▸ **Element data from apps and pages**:
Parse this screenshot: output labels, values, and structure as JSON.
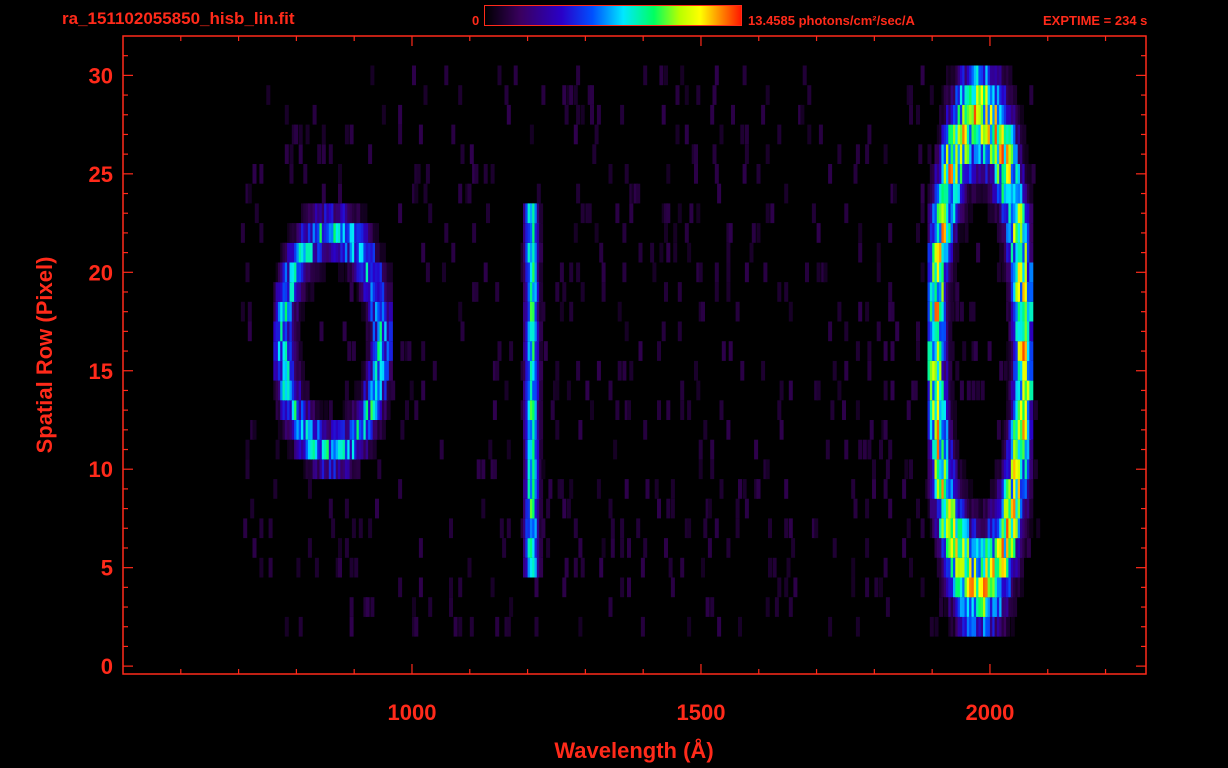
{
  "header": {
    "file_name": "ra_151102055850_hisb_lin.fit",
    "colorbar_min": "0",
    "colorbar_max": "13.4585 photons/cm²/sec/A",
    "exposure": "EXPTIME = 234 s"
  },
  "colors": {
    "axis": "#ff2a1a",
    "background": "#000000",
    "colormap": [
      "#000000",
      "#3a0060",
      "#2a00c8",
      "#0050ff",
      "#00e8ff",
      "#00ff60",
      "#b8ff00",
      "#ffff00",
      "#ff8a00",
      "#ff1800"
    ]
  },
  "chart_data": {
    "type": "heatmap",
    "title": "ra_151102055850_hisb_lin.fit",
    "xlabel": "Wavelength (Å)",
    "ylabel": "Spatial Row (Pixel)",
    "xlim": [
      500,
      2270
    ],
    "ylim": [
      -0.4,
      32
    ],
    "xticks": [
      1000,
      1500,
      2000
    ],
    "yticks": [
      0,
      5,
      10,
      15,
      20,
      25,
      30
    ],
    "value_range": [
      0,
      13.4585
    ],
    "value_unit": "photons/cm²/sec/A",
    "grid": false,
    "features": [
      {
        "label": "",
        "rows": [
          2,
          30
        ],
        "wavelength_range": [
          1890,
          2070
        ],
        "peak_wavelength": 2060,
        "peak_value": 13.0
      },
      {
        "label": "",
        "rows": [
          5,
          23
        ],
        "wavelength_range": [
          1190,
          1240
        ],
        "peak_wavelength": 1205,
        "peak_value": 8.5
      },
      {
        "label": "",
        "rows": [
          10,
          23
        ],
        "wavelength_range": [
          760,
          960
        ],
        "peak_wavelength": 880,
        "peak_value": 8.0
      }
    ]
  }
}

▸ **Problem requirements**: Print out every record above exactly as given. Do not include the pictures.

▸ **Final answer**:
Parse this screenshot: output labels, values, and structure as JSON.
{
  "header": {
    "file_name": "ra_151102055850_hisb_lin.fit",
    "colorbar_min": "0",
    "colorbar_max": "13.4585 photons/cm²/sec/A",
    "exposure": "EXPTIME = 234 s"
  },
  "colors": {
    "axis": "#ff2a1a",
    "background": "#000000",
    "colormap": [
      "#000000",
      "#3a0060",
      "#2a00c8",
      "#0050ff",
      "#00e8ff",
      "#00ff60",
      "#b8ff00",
      "#ffff00",
      "#ff8a00",
      "#ff1800"
    ]
  },
  "chart_data": {
    "type": "heatmap",
    "title": "ra_151102055850_hisb_lin.fit",
    "xlabel": "Wavelength (Å)",
    "ylabel": "Spatial Row (Pixel)",
    "xlim": [
      500,
      2270
    ],
    "ylim": [
      -0.4,
      32
    ],
    "xticks": [
      1000,
      1500,
      2000
    ],
    "yticks": [
      0,
      5,
      10,
      15,
      20,
      25,
      30
    ],
    "value_range": [
      0,
      13.4585
    ],
    "value_unit": "photons/cm²/sec/A",
    "grid": false,
    "features": [
      {
        "label": "",
        "rows": [
          2,
          30
        ],
        "wavelength_range": [
          1890,
          2070
        ],
        "peak_wavelength": 2060,
        "peak_value": 13.0
      },
      {
        "label": "",
        "rows": [
          5,
          23
        ],
        "wavelength_range": [
          1190,
          1240
        ],
        "peak_wavelength": 1205,
        "peak_value": 8.5
      },
      {
        "label": "",
        "rows": [
          10,
          23
        ],
        "wavelength_range": [
          760,
          960
        ],
        "peak_wavelength": 880,
        "peak_value": 8.0
      }
    ]
  }
}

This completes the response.